Martin King, 51, had intended to use an officer for future scams "to their mutual benefit". But the officer, Detective Chief Inspector Peter Elcock, reported his approach to superior officers.
David Jeremy, for the prosecution, told the court that Det Ch Insp Elcock, who is in the Metropolitan Police, then posed as a crooked officer willing to go along with the corruption, while taping the meetings.
King, who served in the Metropolitan police from 1967 and 1971 with an "exemplary record", was arrested.
He admitted two charges of conspiring to pervert the course of justice and three charges of corruption.

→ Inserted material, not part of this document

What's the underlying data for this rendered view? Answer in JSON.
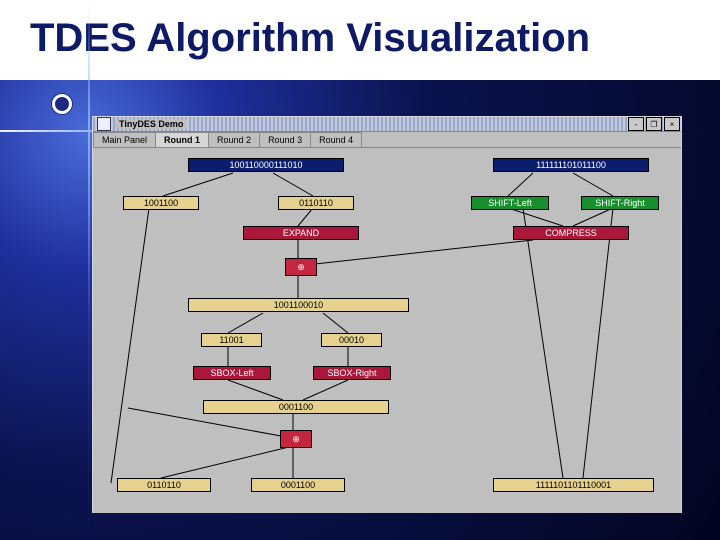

During his dealings with Det Ch Insp Elcock, King told him he knew a man who had the Henry Moore statue - a bronze of a seated woman which was stolen from a gallery in London in 1996 - on which a pounds 10,000 reward was being offered, Mr Jeremy told the court.
He then arranged to be registered as a police informer under a false name to explain how he and Elcock came to have the statue so the reward money could be obtained. He and Elcock went to Scotland Yard to collect the pounds 10,000 and later received a further pounds 3,000 from the police informers' fund.
But pounds 10,000 went straight back to the sellers while pounds 2,000 went to Mr Elcock and was returned - leaving King with pounds 1,000, the court was told.
King also acted as a go-between in bids to sabotage two other investigations.Reuse content